At this time of year almost every cricketer, from the county player to the club no-hoper, grows excited at the prospects of the season ahead. This is the small window during which dreams far outweigh reality. However bad the ability is, the imagination can still allow fleeting thoughts that this season might just be different. It usually takes only a few overs or an ugly cross-batted heave to bring the truth rudely home. But at least most cricketers get onto the field. But Andrew "AJ" Harris, the Nottinghamshire seamer, didn't even get that far before his season got off to a wretched start.
Playing in one of the traditional early-season run/wicket-fests against students which passes as first-class, Harris strained his groin. He hoped not to bat, but with team-mate Chris Read on 94 not out when the ninth wicket fell, Harris gamely limped into action. His problem was that he limped too slowly. He had hobbled halfway down the Trent Bridge pavilion steps when the Durham University players appealed that he was taking too long. The umpire agreed, and gave Harris "Timed Out" under Law 31.1a.
Harris could consider himself rather unfortunate. The law used to state that a batsman could be given out in this way if he took more than two minutes to make it onto the field of play, and also that the innings of the side would be deemed to be over on the grounds that they were refusing to bat. The wording was changed in 1980, removing the two-minute mention and instead saying that the delay had to be "wilful" and that only the offending player would be considered out.
Not surprisingly, this mode of dismissal is rare, and Harris's is only the fourth instance in first-class cricket. The first occurred in 1987-88 - playing against Transvaal at Port Elizabeth, Eastern Province's Andrew Jordaan, who was not out overnight, failed to arrive in time next morning as the roads were bad after a downpour.
The next was in a Ranji Trophy match between Orissa and Tripura at Cuttack on December 20, 1997. The circumstances were no less bizarre. When Tripura lost their ninth wicket, the umpires called for drinks. At the end of the three-minute break the Tripura No. 11, Hemulal Yadav, had made no attempt to come on and was sitting on the boundary edge chatting with his team manager. As the umpires returned to their positions the Orissa fielders appealed, and the umpires gave Yadav out and secured his place in history.
The third time was in the 2002-03 season. Vasbert Drakes, the West Indian fast bowler, is down on the scorecard as Timed Out for Border against Free State at East London: he was rather unfortunate as he wasn't even in the country at the time - his plane to South Africa had been delayed and he had not arrived.

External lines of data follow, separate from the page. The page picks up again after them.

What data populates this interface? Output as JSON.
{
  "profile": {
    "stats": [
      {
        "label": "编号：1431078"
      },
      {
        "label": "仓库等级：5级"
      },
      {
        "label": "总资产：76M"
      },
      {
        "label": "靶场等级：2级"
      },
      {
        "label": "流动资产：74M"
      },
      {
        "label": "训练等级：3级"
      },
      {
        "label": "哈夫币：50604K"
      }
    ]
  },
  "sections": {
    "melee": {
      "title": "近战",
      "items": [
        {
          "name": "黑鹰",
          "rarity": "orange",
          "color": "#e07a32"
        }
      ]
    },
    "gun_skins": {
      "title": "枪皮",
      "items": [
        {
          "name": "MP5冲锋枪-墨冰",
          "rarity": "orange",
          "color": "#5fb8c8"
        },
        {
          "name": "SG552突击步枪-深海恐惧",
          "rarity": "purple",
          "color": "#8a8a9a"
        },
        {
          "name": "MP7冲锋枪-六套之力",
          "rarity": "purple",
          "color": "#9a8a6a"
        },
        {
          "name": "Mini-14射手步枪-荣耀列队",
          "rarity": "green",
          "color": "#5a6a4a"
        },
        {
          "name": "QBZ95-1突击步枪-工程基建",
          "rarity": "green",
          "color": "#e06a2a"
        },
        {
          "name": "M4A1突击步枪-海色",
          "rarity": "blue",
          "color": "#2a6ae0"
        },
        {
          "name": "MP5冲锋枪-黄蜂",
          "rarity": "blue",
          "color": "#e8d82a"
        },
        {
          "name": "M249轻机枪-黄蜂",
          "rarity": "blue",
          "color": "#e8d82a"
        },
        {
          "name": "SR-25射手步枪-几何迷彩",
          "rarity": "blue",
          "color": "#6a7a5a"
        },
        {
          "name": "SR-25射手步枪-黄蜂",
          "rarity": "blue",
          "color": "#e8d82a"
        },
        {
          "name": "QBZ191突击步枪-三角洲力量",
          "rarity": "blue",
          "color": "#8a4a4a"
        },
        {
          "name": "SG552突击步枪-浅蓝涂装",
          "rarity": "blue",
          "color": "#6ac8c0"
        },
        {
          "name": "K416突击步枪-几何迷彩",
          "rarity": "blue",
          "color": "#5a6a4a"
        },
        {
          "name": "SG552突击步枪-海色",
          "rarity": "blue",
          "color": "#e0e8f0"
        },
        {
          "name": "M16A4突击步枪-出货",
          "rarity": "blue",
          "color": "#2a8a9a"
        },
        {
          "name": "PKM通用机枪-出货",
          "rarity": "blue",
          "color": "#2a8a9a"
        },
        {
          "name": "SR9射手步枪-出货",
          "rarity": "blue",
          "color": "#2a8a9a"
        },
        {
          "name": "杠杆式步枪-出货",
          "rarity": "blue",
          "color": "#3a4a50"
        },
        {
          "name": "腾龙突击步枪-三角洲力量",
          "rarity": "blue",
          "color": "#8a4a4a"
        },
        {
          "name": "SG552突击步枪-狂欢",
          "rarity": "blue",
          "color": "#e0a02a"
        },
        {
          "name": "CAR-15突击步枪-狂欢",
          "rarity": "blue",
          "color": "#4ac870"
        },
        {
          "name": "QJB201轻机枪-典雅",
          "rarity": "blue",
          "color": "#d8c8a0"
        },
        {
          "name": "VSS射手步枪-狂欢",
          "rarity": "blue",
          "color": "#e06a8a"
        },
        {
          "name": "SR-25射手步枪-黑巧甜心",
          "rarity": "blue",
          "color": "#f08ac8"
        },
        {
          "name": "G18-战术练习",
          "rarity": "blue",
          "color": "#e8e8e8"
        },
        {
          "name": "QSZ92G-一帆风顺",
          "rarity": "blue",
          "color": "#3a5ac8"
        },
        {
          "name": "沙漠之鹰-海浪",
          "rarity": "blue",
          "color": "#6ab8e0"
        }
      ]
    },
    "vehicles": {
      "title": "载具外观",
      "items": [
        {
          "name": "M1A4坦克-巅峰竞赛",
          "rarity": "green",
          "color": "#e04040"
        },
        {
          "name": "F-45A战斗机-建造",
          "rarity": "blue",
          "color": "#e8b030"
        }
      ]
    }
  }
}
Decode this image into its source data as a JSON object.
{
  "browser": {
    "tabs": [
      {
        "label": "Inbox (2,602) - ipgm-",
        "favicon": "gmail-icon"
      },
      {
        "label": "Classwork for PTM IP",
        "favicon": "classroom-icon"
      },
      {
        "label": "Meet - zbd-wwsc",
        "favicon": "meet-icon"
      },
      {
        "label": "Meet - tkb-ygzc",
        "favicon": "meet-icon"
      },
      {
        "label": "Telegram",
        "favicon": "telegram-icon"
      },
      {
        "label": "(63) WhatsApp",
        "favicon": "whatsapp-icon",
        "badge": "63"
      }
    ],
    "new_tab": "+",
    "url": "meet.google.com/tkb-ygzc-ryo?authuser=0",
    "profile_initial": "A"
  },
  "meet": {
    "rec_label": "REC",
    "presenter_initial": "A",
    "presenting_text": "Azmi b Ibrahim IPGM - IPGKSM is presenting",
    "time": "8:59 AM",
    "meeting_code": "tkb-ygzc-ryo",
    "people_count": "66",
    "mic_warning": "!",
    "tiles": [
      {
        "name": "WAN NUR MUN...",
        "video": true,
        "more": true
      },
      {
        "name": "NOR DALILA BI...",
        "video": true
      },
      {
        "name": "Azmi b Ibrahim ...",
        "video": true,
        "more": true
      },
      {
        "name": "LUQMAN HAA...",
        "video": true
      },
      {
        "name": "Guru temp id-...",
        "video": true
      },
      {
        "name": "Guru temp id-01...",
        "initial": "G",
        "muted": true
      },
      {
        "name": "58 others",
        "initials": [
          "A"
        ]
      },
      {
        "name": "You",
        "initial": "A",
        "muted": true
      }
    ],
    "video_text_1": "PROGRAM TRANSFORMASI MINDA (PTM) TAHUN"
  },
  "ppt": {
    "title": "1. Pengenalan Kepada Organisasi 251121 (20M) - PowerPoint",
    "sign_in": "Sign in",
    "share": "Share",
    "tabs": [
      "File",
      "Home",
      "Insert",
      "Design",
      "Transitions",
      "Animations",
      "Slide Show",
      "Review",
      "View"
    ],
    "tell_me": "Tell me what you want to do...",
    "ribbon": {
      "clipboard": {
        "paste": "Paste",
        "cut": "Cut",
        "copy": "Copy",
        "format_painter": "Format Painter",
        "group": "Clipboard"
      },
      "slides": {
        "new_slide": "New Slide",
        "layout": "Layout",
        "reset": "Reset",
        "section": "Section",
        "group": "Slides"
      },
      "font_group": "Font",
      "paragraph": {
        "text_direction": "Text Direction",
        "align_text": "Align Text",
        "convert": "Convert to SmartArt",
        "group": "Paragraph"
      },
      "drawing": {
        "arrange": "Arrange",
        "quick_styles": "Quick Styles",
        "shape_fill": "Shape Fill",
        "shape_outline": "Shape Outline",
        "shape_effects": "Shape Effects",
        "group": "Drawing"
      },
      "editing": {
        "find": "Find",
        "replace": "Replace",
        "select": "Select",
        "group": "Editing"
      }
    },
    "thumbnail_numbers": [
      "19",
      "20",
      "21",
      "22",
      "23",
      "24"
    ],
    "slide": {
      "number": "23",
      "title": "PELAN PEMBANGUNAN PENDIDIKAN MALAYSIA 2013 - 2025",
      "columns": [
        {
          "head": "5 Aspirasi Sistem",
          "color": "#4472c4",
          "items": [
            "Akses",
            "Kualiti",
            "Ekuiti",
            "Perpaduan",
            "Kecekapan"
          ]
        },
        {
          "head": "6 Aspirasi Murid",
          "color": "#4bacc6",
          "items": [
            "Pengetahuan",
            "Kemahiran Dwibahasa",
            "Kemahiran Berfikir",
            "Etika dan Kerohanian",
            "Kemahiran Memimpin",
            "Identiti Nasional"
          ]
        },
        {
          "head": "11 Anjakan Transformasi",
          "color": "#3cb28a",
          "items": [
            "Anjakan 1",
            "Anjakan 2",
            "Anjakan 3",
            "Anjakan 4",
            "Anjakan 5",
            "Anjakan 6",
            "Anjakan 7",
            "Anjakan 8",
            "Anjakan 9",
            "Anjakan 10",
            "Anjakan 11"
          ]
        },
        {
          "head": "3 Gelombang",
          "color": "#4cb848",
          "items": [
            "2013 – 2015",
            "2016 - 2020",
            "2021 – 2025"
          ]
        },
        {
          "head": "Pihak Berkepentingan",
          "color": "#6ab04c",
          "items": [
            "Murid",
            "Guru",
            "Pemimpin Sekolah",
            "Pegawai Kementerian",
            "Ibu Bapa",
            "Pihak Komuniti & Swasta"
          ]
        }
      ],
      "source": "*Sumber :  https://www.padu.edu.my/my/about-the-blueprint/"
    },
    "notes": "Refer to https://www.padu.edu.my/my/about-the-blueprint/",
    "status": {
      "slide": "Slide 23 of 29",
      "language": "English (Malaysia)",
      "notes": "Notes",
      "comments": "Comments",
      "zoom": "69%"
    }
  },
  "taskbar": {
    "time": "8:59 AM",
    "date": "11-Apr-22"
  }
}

There is one other instance to be found in first-class cricket, but the batsman is officially listed in Wisden as "absent". And this case was the most controversial of the lot.
On May 22, 1919, Somerset's match against Sussex at Taunton was heading for a gripping climax. When Sussex's ninth second-innings wicket fell the scores were tied. Their No. 11, Harold Heygate, had not expected to bat as he was crippled with rheumatism, a complaint aggravated by his time in the trenches during the First World War. He had not batted or bowled in the match. As the crowd waited to see if Heygate would emerge from the pavilion (it was by no means certain), one of the Somerset players appealed and Heygate was given out. The match was tied, and Heygate's dismissal was subsequently upheld by MCC.
Wisden, however, was distinctly unimpressed: "Whether or not Heygate would have crawled to the wicket, it was very unsportsmanlike that such a point should have been raised when there remained ample time to finish the match."
Martin Williamson is managing editor of Cricinfo